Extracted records
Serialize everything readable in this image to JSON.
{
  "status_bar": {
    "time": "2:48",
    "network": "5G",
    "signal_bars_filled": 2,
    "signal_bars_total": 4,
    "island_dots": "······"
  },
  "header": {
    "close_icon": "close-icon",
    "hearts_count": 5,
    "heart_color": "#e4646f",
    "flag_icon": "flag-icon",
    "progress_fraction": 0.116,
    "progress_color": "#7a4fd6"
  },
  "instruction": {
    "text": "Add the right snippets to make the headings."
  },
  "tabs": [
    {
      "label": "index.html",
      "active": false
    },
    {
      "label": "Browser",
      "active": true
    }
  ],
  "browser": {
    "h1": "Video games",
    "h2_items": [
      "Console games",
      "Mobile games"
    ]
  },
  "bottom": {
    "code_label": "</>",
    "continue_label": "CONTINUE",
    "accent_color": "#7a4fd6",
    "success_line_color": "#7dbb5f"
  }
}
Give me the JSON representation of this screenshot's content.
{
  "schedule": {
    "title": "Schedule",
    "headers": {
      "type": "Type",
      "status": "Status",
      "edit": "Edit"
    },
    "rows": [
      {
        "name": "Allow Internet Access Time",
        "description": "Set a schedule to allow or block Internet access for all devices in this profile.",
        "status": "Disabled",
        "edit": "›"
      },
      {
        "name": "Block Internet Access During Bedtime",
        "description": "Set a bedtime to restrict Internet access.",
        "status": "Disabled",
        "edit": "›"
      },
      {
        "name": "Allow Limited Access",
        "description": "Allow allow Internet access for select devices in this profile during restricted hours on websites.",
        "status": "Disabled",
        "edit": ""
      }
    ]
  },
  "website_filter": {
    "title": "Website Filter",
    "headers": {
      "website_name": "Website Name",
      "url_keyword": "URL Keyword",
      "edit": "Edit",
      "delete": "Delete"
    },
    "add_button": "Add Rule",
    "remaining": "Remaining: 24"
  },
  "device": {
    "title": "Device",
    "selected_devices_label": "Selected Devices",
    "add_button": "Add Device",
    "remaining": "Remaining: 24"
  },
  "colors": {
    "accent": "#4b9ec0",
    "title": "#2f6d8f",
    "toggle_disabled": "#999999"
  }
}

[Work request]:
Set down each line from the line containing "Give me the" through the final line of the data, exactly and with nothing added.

[Solution to the problem]:
Give me the JSON representation of this screenshot's content.
{
  "schedule": {
    "title": "Schedule",
    "headers": {
      "type": "Type",
      "status": "Status",
      "edit": "Edit"
    },
    "rows": [
      {
        "name": "Allow Internet Access Time",
        "description": "Set a schedule to allow or block Internet access for all devices in this profile.",
        "status": "Disabled",
        "edit": "›"
      },
      {
        "name": "Block Internet Access During Bedtime",
        "description": "Set a bedtime to restrict Internet access.",
        "status": "Disabled",
        "edit": "›"
      },
      {
        "name": "Allow Limited Access",
        "description": "Allow allow Internet access for select devices in this profile during restricted hours on websites.",
        "status": "Disabled",
        "edit": ""
      }
    ]
  },
  "website_filter": {
    "title": "Website Filter",
    "headers": {
      "website_name": "Website Name",
      "url_keyword": "URL Keyword",
      "edit": "Edit",
      "delete": "Delete"
    },
    "add_button": "Add Rule",
    "remaining": "Remaining: 24"
  },
  "device": {
    "title": "Device",
    "selected_devices_label": "Selected Devices",
    "add_button": "Add Device",
    "remaining": "Remaining: 24"
  },
  "colors": {
    "accent": "#4b9ec0",
    "title": "#2f6d8f",
    "toggle_disabled": "#999999"
  }
}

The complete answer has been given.